The teen relationships and heightened emotional drama might be the weakest aspects of the book, but they’re exactly what you’d find in any Fear Street novel of the time as well. It’s a stylistic thing that’s important to this kind of book, so it would almost be weird not to have them. If anything, these goofy, cheesy teenage hormonal arcs are actually really smart because they are completely disarming. When you’re deep in a paragraph on who wants to kiss who, you become wholly unprepared for how intense this book actually gets.

That’s something that carries through each of Kelly O’Rourke’s Halloween novels and is the high mark of the series, for sure. While these were marketed toward teen and pre-teen readers, they’re actually incredibly gory books. I have no idea how she got away with that, but all these years later I am still so, so glad that she did. These are the things that truly make The Mad House the perfect template for a new Halloween sequel, along with its inherently eerie setting. There are actually some really strong set pieces and “oh shit” moments in the book.

One of the first of them is simply the recounting of the local history, something that is necessary to both slashers and paranormal movies alike, so it only makes sense to give a scene like that in this kind of hybrid genre piece. When breaking down a history of the hospital, recounting the story of the bizarre experiments conducted in secret by one of the doctor’s, they also speculate that Michael himself might have been subject to these experiments, even intriguingly referring to this place where he spent so much of his life as “the only home he ever knew.” There are other strong moments in which two characters realize—a little too late—that someone must have locked the gate after they came in, meaning both that someone else is in the hospital with them and that they can’t get out until morning.

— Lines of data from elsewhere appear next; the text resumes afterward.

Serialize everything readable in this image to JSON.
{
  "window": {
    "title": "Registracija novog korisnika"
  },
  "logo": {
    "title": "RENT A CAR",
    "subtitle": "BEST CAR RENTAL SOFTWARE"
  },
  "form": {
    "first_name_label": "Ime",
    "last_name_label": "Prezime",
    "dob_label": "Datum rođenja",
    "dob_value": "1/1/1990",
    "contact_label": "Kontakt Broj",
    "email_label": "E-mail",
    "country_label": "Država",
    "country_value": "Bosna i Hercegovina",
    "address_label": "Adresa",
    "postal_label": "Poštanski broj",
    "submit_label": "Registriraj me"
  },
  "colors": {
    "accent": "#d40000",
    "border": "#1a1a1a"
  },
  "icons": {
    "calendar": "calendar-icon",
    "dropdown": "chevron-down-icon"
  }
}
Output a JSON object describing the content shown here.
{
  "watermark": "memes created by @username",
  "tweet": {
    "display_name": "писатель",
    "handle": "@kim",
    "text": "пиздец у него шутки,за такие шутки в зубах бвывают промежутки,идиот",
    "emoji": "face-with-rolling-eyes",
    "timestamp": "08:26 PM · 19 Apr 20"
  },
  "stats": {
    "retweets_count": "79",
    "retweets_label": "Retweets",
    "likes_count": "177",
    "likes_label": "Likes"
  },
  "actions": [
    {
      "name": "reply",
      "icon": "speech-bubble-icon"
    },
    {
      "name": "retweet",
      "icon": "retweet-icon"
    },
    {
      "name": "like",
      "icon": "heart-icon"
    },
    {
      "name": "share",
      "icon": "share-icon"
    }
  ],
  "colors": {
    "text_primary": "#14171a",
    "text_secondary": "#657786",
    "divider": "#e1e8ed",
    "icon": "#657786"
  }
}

But the biggest highlight and most twisted scene comes when a character is strapped into an old, rusty electroshock therapy table just after Michael has cut the power, so that when the rest of the characters find the generator and turn the power back on, they are actually the ones who trigger the electrocution that kills her, putting the death on their hands. It’s a perversely intelligent moment for Michael in a book that otherwise offers a much more animalistic portrayal of the killer. This is Michael Myers completely out of his element, unprepared, and because of that he seems a little more feral and the deaths even feel a little more mean-spirited. At one point, the characters even try to trick him in a very similar way to how Ginny tricks Jason in Friday the 13th Part 2, but it doesn’t work. There’s always something a little more cunning about Michael and, for the most part, O’Rourke manages to tap into that fairly well.

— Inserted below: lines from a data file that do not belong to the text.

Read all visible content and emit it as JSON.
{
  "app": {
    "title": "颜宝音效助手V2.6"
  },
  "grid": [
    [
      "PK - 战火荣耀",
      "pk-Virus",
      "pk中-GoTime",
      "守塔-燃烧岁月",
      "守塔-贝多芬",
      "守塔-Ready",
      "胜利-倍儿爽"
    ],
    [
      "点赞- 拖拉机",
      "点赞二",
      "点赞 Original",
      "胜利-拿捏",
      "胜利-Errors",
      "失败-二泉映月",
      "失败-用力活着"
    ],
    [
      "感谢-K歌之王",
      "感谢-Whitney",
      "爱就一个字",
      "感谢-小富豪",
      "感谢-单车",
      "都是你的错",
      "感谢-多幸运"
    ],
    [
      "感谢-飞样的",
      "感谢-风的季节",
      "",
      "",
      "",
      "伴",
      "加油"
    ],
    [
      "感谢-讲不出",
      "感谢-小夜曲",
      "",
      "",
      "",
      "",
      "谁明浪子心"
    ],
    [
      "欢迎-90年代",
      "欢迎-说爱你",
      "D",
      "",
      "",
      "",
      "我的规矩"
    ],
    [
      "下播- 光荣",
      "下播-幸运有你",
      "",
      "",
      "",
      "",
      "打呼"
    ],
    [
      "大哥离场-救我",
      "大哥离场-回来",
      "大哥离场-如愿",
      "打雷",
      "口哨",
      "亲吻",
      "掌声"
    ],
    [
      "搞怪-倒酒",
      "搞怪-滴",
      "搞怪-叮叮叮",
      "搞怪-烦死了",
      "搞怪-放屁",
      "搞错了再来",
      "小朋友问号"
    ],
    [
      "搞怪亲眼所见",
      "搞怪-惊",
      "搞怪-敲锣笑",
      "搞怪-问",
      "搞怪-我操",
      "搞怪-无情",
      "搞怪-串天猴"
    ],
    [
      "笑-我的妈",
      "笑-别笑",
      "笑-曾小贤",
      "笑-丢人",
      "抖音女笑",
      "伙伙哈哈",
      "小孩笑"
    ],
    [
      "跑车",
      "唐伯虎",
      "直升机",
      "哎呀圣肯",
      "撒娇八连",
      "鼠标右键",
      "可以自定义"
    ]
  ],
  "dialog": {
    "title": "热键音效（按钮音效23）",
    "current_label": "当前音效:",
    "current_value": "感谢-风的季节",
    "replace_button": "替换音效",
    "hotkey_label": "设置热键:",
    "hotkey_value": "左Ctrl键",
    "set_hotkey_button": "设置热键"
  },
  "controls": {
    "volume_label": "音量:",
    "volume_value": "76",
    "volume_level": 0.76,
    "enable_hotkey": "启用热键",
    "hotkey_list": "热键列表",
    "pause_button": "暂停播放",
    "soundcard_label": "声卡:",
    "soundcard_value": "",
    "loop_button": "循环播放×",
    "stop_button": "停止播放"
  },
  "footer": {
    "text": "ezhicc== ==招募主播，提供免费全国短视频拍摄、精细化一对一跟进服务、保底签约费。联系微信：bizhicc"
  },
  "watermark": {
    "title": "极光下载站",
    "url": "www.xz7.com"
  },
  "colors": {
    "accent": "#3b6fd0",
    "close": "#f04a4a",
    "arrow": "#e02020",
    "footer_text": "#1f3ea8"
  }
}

With the relative lack of Loomis in the three Halloween novels, one can almost start to construe that the character has been entirely replaced by a much more sinister doctor. But that’s definitely not the case. Like the other books, there are still vague references to Loomis and most importantly here, it’s made clear that these experiments on the patients were done without the hospital’s knowledge and that Loomis himself had no idea that Michael had been subjected to any of these experiments. When it’s revealed that the mad doctor who’s ghost they’ve come to track isn’t even dead, but actually alive inside the sanitarium, he becomes the first Loomis stand-in character in any of the O’Rourke books, though unlike Loomis he is motivated primarily by guilt for the effects his old experiments might have had on patients like Michael.

Halloween: The Mad House might be the best of the YA Halloween novels. At the very least, from its premise to its setting to the fact that it doesn’t take place on Halloween, it is definitely the most different. And yet, despite that, it still feels like Halloween and still honors the legacy of the franchise while taking it in a different direction. That’s what the best franchise sequels do, and while it’s full of cheesy ‘90s charm, this Are You Afraid of the Dark? approach to Michael Myers works really well. If, by some miracle, you can find it for a decent price, snatch it up quickly. Even though these books do find themselves lowering in price from time to time, they never do it for long, and all three of these are definitely worth it.